ST. PETERSBURG — In what he concedes is a policy shift, Mayor Rick Baker said Wednesday that he will support a county proposal to bring curbside recycling to the city.
A longtime opponent of curbside recycling, Baker said Pinellas County removed one of his two major objections — the cost — by offering to pay for it. He said his staff will tackle his other objection — increased pollution from trucks picking up recyclable materials.
"We all want the same things for the environment," Baker said. "The county solved the money problem, and I'm becoming more convinced that there are ways of addressing these greenhouse issues."
When curbside recycling will start remains undecided. The county, which favors weekly collection, wants to have a program in place within a year.
Baker said he supports monthly curbside collection but could embrace weekly collections if his environmental concerns are addressed.
Possible solutions include planting trees to offset carbon emissions and buying trucks powered by natural gas, Baker said.
County officials applauded Baker's announcement. "It is very desirable to have them go along," said Andy Fairbanks, the county's Waste Reduction Program supervisor. "If Mayor Baker wants to plant trees in addition, that's great."
City Council Chairman Jamie Bennett called the mayor's decision "very exciting.'' "What this means is curbside recycling in one form or another is going to happen," Bennett said.
The only areas in Pinellas without curbside recycling now are St. Petersburg, Madeira Beach and unincorporated areas.
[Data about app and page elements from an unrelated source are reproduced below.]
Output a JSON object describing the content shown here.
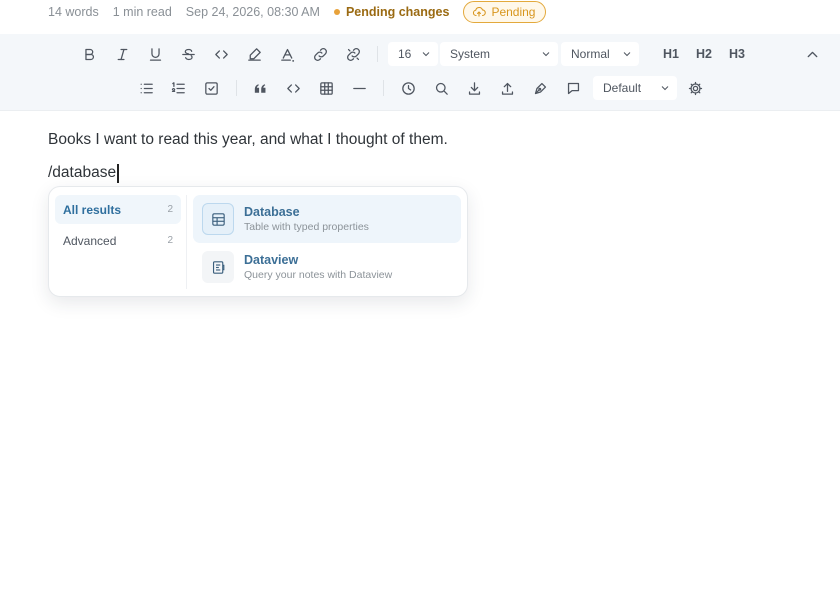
{
  "status": {
    "words": "14 words",
    "read_time": "1 min read",
    "timestamp": "Sep 24, 2026, 08:30 AM",
    "pending_changes": "Pending changes",
    "badge": "Pending"
  },
  "toolbar": {
    "font_size": "16",
    "font_family": "System",
    "line_style": "Normal",
    "h1": "H1",
    "h2": "H2",
    "h3": "H3",
    "theme": "Default"
  },
  "editor": {
    "paragraph": "Books I want to read this year, and what I thought of them.",
    "command": "/database"
  },
  "slash_menu": {
    "categories": [
      {
        "label": "All results",
        "count": "2"
      },
      {
        "label": "Advanced",
        "count": "2"
      }
    ],
    "options": [
      {
        "title": "Database",
        "subtitle": "Table with typed properties",
        "icon": "table-icon"
      },
      {
        "title": "Dataview",
        "subtitle": "Query your notes with Dataview",
        "icon": "dataview-icon"
      }
    ]
  }
}
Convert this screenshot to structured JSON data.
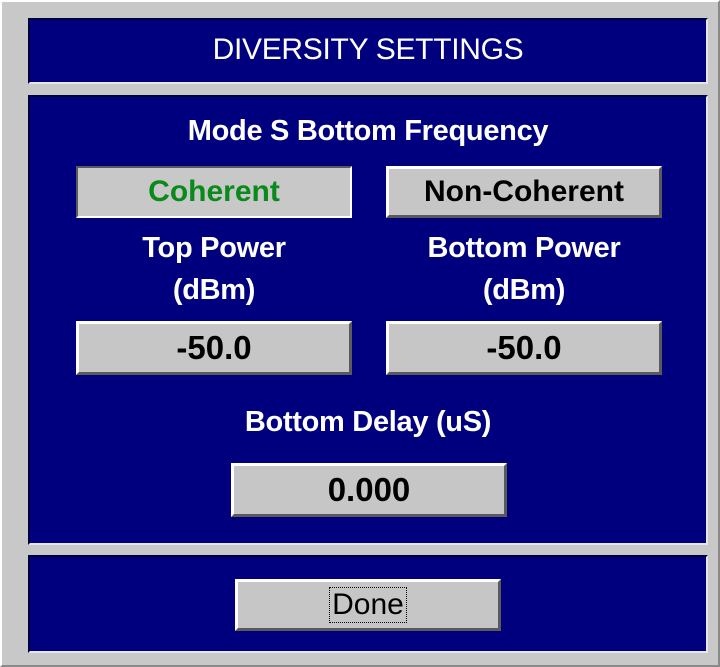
{
  "window": {
    "title": "DIVERSITY SETTINGS"
  },
  "mode": {
    "label": "Mode S Bottom Frequency",
    "selected": "Coherent",
    "options": [
      "Coherent",
      "Non-Coherent"
    ],
    "selected_color": "#0a8a1a"
  },
  "power": {
    "top_label": "Top Power\n(dBm)",
    "top_value": "-50.0",
    "bottom_label": "Bottom Power\n(dBm)",
    "bottom_value": "-50.0"
  },
  "delay": {
    "label": "Bottom Delay (uS)",
    "value": "0.000"
  },
  "footer": {
    "done_label": "Done"
  },
  "colors": {
    "panel_background": "#00007f",
    "dialog_background": "#c8c8c8",
    "text_on_panel": "#ffffff"
  }
}
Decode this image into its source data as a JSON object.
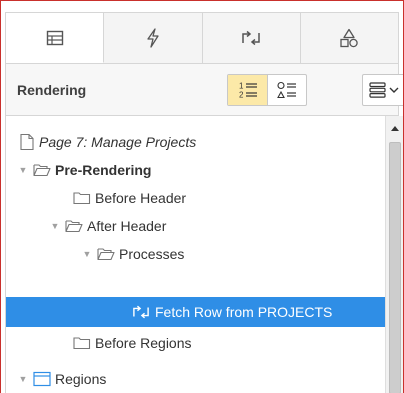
{
  "tabs": [
    {
      "icon": "panel-list-icon",
      "active": true
    },
    {
      "icon": "lightning-icon",
      "active": false
    },
    {
      "icon": "process-arrows-icon",
      "active": false
    },
    {
      "icon": "shared-components-icon",
      "active": false
    }
  ],
  "toolbar": {
    "title": "Rendering",
    "view_toggle": [
      {
        "icon": "ordered-list-icon",
        "selected": true
      },
      {
        "icon": "grouped-list-icon",
        "selected": false
      }
    ],
    "menu_icon": "menu-lines-icon"
  },
  "tree": {
    "items": [
      {
        "label": "Page 7: Manage Projects",
        "icon": "page-icon",
        "expanded": null,
        "style": "italic"
      },
      {
        "label": "Pre-Rendering",
        "icon": "folder-open-icon",
        "expanded": true,
        "style": "bold"
      },
      {
        "label": "Before Header",
        "icon": "folder-icon",
        "expanded": null,
        "style": "normal"
      },
      {
        "label": "After Header",
        "icon": "folder-open-icon",
        "expanded": true,
        "style": "normal"
      },
      {
        "label": "Processes",
        "icon": "folder-open-icon",
        "expanded": true,
        "style": "normal"
      },
      {
        "label": "Fetch Row from PROJECTS",
        "icon": "process-arrows-icon",
        "expanded": null,
        "style": "normal",
        "selected": true
      },
      {
        "label": "Before Regions",
        "icon": "folder-icon",
        "expanded": null,
        "style": "normal"
      },
      {
        "label": "Regions",
        "icon": "region-icon",
        "expanded": true,
        "style": "normal"
      }
    ]
  },
  "colors": {
    "selected_bg": "#2f8ee6",
    "toggle_on": "#fce9a8",
    "frame_border": "#c9302c"
  }
}
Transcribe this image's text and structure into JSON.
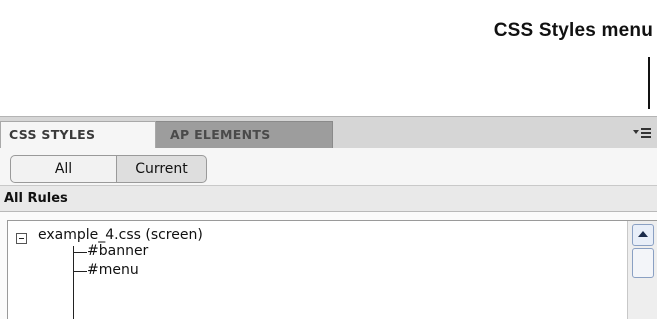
{
  "callout": {
    "label": "CSS Styles menu"
  },
  "panel": {
    "tabs": [
      {
        "label": "CSS STYLES",
        "active": true
      },
      {
        "label": "AP ELEMENTS",
        "active": false
      }
    ],
    "menu_icon": "panel-options-menu-icon",
    "toolbar": {
      "all_label": "All",
      "current_label": "Current",
      "selected": "All"
    },
    "section_title": "All Rules",
    "tree": {
      "root": {
        "label": "example_4.css (screen)",
        "expanded": true
      },
      "children": [
        "#banner",
        "#menu"
      ]
    }
  },
  "colors": {
    "tabbar_bg": "#d6d6d6",
    "inactive_tab_bg": "#9d9d9d",
    "panel_bg": "#f6f6f6"
  }
}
Madeira Beach supports the county's proposal.
The county proposes spending $7.2-million in annual surplus sanitation revenue to expand curbside recycling countywide. The 21 cities that now provide the service would be reimbursed.
The county contends curbside recycling is a greener alternative to collection centers. An estimated 4.8-million gallons of gas would be saved if 440 tons of recyclable material were picked up curbside instead of at collection centers, the county estimates. Greenhouse gas emissions would be reduced by 20,900 metric tons, the equivalent of removing 16,600 passenger cars from the road.
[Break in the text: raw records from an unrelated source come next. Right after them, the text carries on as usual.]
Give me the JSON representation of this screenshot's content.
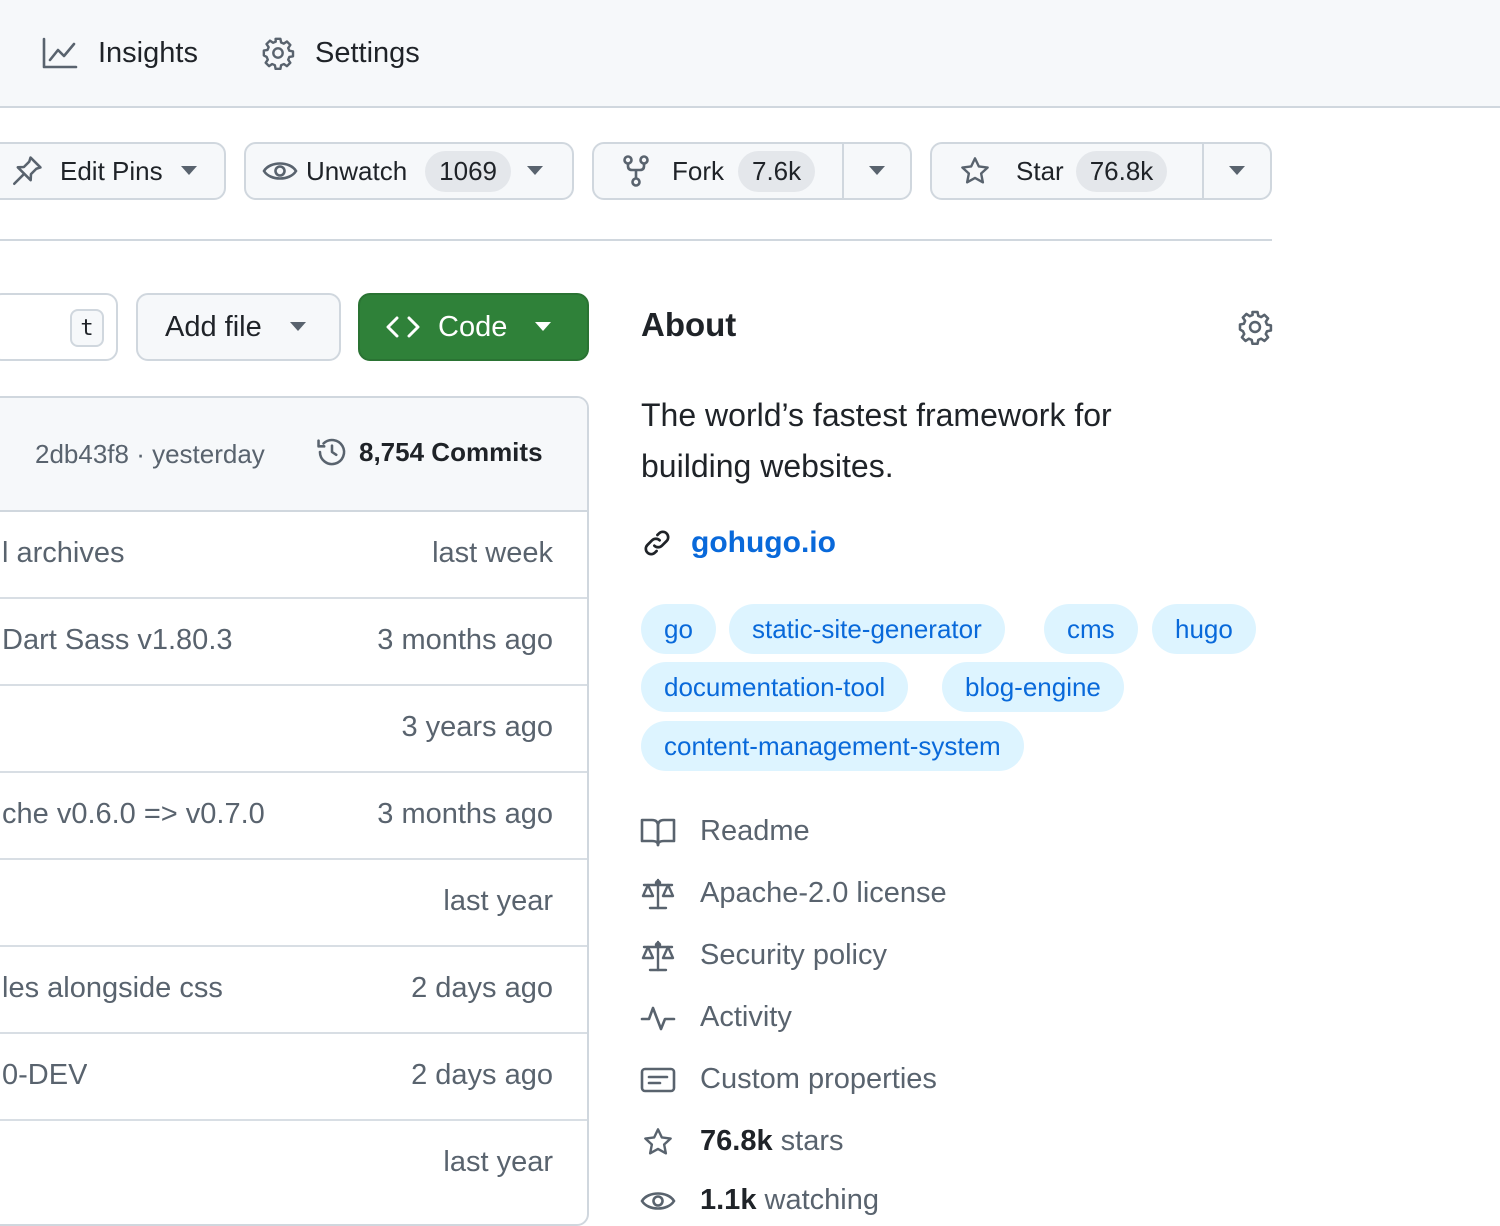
{
  "nav": {
    "insights": "Insights",
    "settings": "Settings"
  },
  "actions": {
    "edit_pins": "Edit Pins",
    "unwatch": "Unwatch",
    "watch_count": "1069",
    "fork": "Fork",
    "fork_count": "7.6k",
    "star": "Star",
    "star_count": "76.8k"
  },
  "toolbar": {
    "goto_shortcut": "t",
    "add_file": "Add file",
    "code": "Code"
  },
  "commit": {
    "sha_time": "2db43f8 · yesterday",
    "commits": "8,754 Commits"
  },
  "files": [
    {
      "message": "l archives",
      "time": "last week"
    },
    {
      "message": "Dart Sass v1.80.3",
      "time": "3 months ago"
    },
    {
      "message": "",
      "time": "3 years ago"
    },
    {
      "message": "che v0.6.0 => v0.7.0",
      "time": "3 months ago"
    },
    {
      "message": "",
      "time": "last year"
    },
    {
      "message": "les alongside css",
      "time": "2 days ago"
    },
    {
      "message": "0-DEV",
      "time": "2 days ago"
    },
    {
      "message": "",
      "time": "last year"
    }
  ],
  "about": {
    "title": "About",
    "description": "The world’s fastest framework for building websites.",
    "homepage": "gohugo.io",
    "topics": [
      "go",
      "static-site-generator",
      "cms",
      "hugo",
      "documentation-tool",
      "blog-engine",
      "content-management-system"
    ],
    "links": {
      "readme": "Readme",
      "license": "Apache-2.0 license",
      "security": "Security policy",
      "activity": "Activity",
      "custom_properties": "Custom properties",
      "stars_count": "76.8k",
      "stars_label": "stars",
      "watching_count": "1.1k",
      "watching_label": "watching"
    }
  },
  "colors": {
    "accent_link": "#0969da",
    "code_button": "#2f8139",
    "topic_bg": "#ddf4ff"
  }
}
Baker supports a compromise proposed by council member Karl Nurse calling for seasonal weekly yard-waste collection and monthly curbside collection of other recyclables.
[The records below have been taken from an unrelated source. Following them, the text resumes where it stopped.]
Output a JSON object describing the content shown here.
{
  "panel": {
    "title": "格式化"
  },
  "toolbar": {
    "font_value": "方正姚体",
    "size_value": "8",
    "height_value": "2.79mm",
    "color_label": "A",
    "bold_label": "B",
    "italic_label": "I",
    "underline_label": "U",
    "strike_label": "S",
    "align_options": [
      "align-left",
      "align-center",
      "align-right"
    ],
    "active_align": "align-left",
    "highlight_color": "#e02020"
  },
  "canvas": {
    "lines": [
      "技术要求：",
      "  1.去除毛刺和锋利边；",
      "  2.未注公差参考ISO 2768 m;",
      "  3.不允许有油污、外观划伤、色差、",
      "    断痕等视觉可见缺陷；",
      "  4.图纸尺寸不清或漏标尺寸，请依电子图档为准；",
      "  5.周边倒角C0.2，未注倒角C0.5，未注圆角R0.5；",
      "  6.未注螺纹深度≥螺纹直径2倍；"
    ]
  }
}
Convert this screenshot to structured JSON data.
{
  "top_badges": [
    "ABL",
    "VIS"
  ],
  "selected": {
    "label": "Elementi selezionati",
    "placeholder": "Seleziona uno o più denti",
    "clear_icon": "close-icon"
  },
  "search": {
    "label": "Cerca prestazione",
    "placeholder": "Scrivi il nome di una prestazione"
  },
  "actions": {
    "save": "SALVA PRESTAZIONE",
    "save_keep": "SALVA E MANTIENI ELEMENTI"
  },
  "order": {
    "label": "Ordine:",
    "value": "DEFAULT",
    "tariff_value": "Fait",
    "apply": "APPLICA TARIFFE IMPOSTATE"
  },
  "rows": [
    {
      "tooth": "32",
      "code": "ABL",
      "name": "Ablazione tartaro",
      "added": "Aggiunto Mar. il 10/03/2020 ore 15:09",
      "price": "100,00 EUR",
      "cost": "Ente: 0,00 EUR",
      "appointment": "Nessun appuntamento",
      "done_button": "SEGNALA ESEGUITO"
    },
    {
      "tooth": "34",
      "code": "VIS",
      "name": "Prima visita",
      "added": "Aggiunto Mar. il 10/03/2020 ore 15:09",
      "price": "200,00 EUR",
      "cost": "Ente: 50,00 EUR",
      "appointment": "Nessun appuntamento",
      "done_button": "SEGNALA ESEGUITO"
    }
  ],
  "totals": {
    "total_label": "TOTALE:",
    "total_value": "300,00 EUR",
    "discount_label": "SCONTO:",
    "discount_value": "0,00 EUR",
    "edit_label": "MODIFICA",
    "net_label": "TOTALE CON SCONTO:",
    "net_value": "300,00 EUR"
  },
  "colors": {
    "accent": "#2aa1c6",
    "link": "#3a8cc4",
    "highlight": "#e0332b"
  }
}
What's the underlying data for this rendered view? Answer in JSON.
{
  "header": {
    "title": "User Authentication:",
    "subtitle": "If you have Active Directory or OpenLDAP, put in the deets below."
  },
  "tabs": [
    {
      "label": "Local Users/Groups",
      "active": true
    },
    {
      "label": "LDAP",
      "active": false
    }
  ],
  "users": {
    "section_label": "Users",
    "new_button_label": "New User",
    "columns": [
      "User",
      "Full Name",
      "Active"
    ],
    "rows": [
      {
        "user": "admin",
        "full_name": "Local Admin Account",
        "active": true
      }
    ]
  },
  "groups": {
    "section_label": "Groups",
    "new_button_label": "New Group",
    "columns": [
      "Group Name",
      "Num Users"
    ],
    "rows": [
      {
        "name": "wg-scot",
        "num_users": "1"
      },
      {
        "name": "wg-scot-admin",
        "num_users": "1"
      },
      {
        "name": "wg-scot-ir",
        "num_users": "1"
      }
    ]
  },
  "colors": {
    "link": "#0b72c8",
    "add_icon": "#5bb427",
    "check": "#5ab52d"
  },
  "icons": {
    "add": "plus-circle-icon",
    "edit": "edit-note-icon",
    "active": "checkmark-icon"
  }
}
The county has not said whether it will pay for yard waste recycling, but Baker will push for it. "I'm just going to negotiate for the best deal. It's the county's decision," Baker said.
St. Petersburg is the largest city in Florida without curbside collection, a fact that has shadowed Baker since he took office in 2001.
In recent years, he worked to build a reputation as a pragmatic, statewide leader on green issues. Baker is chairman of the Century Commission for a Sustainable Florida and vice chairman of Gov. Charlie Crist's climate change team. And St. Petersburg was designated the first "Green City" by the Florida Green Building Coalition last year.
But as recently as two weeks ago, a sanitation supervisor explained the county's proposal to an aide to the mayor and wrote: "the mayor … is against this.''
And Baker still questions the environmental benefits of curbside collection. Although he concedes he cannot prove it, Baker says curbside recycling is more polluting than collection centers because it requires more trucks.
"I don't know how you would measure that," he said. "On the other hand, could you really measure what recycling is doing to make the Earth better?"
Cristina Silva can be reached at (727) 893-8846 or firstname.lastname@example.org.